TASK OBJECTIVE
Keep every line of the data below that has the string "Gatos" and present those lines.

___ SUPPLIED RECORDS ___

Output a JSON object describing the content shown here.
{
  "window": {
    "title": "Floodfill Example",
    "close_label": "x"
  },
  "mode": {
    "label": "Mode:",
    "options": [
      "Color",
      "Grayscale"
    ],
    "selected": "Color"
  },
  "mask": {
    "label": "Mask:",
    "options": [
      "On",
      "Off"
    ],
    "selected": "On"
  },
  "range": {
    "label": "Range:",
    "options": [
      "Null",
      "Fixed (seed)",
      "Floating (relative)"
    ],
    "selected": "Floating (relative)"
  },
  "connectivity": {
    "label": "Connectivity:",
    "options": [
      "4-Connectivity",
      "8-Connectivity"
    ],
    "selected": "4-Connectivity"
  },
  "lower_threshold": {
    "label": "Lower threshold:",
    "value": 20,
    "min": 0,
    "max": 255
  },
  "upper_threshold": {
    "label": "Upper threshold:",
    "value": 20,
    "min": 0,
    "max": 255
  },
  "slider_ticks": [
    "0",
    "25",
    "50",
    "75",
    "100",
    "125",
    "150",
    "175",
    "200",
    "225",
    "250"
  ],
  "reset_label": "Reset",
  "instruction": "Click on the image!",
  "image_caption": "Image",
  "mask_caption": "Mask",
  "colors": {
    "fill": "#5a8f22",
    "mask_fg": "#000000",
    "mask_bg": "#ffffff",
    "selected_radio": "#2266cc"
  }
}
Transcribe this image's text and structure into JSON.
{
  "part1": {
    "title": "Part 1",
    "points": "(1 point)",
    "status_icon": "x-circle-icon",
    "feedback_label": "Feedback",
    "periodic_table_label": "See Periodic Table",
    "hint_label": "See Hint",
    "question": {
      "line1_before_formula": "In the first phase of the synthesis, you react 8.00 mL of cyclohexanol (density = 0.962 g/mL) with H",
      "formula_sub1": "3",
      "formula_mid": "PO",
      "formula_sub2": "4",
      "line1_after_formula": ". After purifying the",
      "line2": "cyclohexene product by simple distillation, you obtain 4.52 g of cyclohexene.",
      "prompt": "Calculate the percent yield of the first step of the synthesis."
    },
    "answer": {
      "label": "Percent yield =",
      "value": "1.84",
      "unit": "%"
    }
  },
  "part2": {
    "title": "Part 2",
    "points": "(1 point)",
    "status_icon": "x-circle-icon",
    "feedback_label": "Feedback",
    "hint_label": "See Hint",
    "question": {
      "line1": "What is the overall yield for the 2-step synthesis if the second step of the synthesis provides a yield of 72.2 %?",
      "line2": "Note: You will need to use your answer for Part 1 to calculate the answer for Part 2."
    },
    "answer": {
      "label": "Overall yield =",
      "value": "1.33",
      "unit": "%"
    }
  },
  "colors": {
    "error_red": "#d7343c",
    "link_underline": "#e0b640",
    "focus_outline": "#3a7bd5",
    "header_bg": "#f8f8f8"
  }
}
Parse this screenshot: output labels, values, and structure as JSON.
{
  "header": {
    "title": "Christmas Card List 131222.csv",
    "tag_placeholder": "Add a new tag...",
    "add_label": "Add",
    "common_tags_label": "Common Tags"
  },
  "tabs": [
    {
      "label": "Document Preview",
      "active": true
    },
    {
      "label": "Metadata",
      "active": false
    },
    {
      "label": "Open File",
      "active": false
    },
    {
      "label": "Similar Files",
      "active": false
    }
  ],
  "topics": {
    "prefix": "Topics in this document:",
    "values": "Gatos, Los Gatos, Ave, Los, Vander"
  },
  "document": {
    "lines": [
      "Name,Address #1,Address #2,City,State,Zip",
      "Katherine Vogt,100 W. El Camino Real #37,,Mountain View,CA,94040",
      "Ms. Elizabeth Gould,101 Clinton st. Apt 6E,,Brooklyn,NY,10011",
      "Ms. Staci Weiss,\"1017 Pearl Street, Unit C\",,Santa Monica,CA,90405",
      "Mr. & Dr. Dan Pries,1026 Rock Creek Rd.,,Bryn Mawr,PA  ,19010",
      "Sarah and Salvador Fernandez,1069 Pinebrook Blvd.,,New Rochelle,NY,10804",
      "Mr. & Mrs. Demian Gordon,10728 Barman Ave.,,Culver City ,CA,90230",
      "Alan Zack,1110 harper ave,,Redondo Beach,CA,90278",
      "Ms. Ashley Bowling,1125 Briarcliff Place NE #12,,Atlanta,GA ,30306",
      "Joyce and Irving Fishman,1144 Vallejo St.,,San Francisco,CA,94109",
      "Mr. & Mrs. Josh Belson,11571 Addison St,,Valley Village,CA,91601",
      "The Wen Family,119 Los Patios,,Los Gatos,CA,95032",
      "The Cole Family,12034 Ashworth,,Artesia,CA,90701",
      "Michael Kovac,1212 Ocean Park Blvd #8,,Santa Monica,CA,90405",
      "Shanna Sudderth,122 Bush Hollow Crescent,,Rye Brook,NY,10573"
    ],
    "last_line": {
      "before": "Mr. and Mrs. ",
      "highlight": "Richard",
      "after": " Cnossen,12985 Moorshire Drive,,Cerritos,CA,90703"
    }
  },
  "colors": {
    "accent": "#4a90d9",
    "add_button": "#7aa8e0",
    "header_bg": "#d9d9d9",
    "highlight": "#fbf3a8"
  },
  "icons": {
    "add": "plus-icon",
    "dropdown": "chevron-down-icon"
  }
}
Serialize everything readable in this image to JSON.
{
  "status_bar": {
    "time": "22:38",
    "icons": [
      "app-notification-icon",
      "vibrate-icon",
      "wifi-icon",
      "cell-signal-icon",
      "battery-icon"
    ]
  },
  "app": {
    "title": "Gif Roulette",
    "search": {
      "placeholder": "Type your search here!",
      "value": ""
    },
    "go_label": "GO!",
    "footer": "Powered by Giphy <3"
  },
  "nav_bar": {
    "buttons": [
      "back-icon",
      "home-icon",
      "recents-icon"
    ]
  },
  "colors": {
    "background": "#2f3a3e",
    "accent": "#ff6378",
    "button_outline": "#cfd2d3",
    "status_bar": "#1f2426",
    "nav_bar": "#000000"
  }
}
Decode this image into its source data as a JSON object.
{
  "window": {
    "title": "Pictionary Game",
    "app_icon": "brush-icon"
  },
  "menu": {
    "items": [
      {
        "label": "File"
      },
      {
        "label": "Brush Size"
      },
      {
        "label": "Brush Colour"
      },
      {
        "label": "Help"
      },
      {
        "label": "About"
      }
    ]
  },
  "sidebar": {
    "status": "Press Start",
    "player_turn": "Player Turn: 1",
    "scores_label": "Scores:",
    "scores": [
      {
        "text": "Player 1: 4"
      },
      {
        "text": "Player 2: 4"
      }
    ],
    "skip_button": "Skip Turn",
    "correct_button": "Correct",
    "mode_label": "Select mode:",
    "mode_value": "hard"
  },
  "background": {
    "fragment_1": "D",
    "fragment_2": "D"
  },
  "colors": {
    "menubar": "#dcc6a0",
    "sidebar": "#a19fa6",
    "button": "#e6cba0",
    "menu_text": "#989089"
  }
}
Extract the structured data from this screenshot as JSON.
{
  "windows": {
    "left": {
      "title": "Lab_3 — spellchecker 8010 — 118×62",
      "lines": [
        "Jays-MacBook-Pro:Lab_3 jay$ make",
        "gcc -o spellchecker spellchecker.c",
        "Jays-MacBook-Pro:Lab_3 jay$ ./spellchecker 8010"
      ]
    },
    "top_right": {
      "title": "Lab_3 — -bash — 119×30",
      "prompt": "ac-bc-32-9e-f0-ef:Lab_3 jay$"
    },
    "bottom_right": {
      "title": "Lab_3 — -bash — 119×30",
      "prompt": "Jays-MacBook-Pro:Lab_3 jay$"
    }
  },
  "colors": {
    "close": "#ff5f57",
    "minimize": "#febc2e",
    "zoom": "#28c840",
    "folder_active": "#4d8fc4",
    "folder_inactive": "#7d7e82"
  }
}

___

EXERCISE ANSWER
    "values": "Gatos, Los Gatos, Ave, Los, Vander"
      "The Wen Family,119 Los Patios,,Los Gatos,CA,95032",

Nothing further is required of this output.